Work item: Only a number is wanted: how many lines of the entries include the string "simulator"?

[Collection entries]
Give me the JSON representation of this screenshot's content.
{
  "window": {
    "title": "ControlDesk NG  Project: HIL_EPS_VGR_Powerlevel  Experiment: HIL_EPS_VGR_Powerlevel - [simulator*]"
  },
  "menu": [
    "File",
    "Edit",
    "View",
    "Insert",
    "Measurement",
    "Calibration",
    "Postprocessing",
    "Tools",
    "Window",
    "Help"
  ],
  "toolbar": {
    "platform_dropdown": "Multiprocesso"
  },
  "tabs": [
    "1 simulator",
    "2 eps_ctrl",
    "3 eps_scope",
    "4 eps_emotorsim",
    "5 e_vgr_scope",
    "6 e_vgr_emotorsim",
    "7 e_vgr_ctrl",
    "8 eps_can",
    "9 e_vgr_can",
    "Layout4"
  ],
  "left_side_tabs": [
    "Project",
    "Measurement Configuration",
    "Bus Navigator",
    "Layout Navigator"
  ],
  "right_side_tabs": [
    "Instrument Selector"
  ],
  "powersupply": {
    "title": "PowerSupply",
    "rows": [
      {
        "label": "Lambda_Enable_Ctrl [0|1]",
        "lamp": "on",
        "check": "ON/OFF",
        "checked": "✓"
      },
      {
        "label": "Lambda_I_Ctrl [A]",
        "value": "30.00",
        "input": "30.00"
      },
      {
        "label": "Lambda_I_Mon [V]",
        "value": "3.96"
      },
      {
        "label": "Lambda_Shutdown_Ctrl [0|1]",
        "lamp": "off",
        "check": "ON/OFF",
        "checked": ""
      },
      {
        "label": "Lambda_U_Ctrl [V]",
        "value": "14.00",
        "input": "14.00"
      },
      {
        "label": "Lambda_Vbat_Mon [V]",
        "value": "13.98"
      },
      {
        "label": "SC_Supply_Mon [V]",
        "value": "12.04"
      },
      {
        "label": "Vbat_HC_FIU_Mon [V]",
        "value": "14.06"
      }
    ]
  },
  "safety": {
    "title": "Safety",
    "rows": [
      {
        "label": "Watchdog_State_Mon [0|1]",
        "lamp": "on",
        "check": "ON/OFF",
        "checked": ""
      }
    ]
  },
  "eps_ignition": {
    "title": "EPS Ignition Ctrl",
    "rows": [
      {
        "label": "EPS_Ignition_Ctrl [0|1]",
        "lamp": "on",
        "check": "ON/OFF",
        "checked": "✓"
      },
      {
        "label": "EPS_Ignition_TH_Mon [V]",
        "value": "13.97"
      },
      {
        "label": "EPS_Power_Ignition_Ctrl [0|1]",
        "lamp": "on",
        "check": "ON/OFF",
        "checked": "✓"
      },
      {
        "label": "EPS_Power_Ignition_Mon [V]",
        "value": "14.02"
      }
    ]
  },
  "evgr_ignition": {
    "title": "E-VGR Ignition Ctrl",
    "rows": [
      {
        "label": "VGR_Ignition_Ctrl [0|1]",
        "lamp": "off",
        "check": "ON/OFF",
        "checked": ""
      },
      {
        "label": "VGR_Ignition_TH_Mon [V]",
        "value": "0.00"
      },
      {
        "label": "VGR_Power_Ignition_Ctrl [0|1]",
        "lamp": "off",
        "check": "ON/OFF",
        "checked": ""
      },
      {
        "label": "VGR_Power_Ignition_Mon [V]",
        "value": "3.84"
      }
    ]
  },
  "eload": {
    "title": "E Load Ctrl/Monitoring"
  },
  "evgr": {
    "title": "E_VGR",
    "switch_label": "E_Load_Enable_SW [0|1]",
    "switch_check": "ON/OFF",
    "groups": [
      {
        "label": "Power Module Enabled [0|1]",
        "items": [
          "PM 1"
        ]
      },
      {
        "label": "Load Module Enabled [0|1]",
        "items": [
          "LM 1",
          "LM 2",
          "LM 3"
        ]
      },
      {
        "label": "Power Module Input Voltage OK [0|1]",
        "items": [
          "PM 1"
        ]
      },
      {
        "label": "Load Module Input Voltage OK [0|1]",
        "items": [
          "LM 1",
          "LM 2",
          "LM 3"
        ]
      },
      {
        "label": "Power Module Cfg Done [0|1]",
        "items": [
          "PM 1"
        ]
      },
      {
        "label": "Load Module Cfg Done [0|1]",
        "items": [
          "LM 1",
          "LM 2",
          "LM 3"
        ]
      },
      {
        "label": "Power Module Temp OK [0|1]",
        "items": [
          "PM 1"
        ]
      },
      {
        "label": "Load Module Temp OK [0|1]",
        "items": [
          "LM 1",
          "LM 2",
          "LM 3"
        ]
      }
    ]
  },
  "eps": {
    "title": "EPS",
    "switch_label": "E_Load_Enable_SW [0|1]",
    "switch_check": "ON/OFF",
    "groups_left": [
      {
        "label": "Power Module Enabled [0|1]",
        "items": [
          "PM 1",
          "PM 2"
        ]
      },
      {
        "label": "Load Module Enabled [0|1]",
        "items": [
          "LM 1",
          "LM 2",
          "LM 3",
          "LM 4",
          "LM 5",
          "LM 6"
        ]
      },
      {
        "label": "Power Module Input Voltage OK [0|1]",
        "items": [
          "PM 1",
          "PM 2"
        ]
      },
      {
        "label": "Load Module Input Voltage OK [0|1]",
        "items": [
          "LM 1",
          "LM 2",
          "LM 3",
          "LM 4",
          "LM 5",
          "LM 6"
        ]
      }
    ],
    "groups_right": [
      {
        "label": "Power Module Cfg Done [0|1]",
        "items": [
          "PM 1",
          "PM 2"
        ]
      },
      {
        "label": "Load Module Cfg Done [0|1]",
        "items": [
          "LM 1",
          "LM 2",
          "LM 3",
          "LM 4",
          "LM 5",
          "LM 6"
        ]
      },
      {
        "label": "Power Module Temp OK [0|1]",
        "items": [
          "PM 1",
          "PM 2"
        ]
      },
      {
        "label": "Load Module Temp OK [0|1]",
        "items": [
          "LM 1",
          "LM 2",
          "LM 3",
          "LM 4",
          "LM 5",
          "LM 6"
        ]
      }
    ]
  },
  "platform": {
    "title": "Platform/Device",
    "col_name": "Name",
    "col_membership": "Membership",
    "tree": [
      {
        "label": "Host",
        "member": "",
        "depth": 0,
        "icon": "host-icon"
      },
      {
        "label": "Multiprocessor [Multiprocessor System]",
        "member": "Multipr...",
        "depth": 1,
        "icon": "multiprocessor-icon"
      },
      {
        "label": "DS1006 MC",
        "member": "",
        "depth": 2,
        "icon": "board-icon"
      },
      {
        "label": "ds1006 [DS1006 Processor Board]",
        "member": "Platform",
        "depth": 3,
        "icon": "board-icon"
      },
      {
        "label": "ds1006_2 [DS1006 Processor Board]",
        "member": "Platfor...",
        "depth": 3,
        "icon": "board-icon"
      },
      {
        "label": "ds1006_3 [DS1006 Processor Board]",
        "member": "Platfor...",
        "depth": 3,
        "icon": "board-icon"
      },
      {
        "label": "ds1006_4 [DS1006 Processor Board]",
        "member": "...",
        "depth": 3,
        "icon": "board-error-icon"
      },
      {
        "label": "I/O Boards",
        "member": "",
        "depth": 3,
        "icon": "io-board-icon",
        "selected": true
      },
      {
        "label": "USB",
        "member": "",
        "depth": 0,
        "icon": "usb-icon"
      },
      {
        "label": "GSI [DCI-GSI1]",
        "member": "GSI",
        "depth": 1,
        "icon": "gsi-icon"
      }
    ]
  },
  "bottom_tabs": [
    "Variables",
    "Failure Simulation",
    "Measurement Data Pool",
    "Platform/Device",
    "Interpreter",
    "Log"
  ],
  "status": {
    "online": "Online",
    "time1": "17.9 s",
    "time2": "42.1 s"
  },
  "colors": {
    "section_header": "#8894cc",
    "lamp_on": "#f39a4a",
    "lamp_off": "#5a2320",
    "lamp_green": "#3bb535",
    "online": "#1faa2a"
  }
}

Answer to the exercise: 2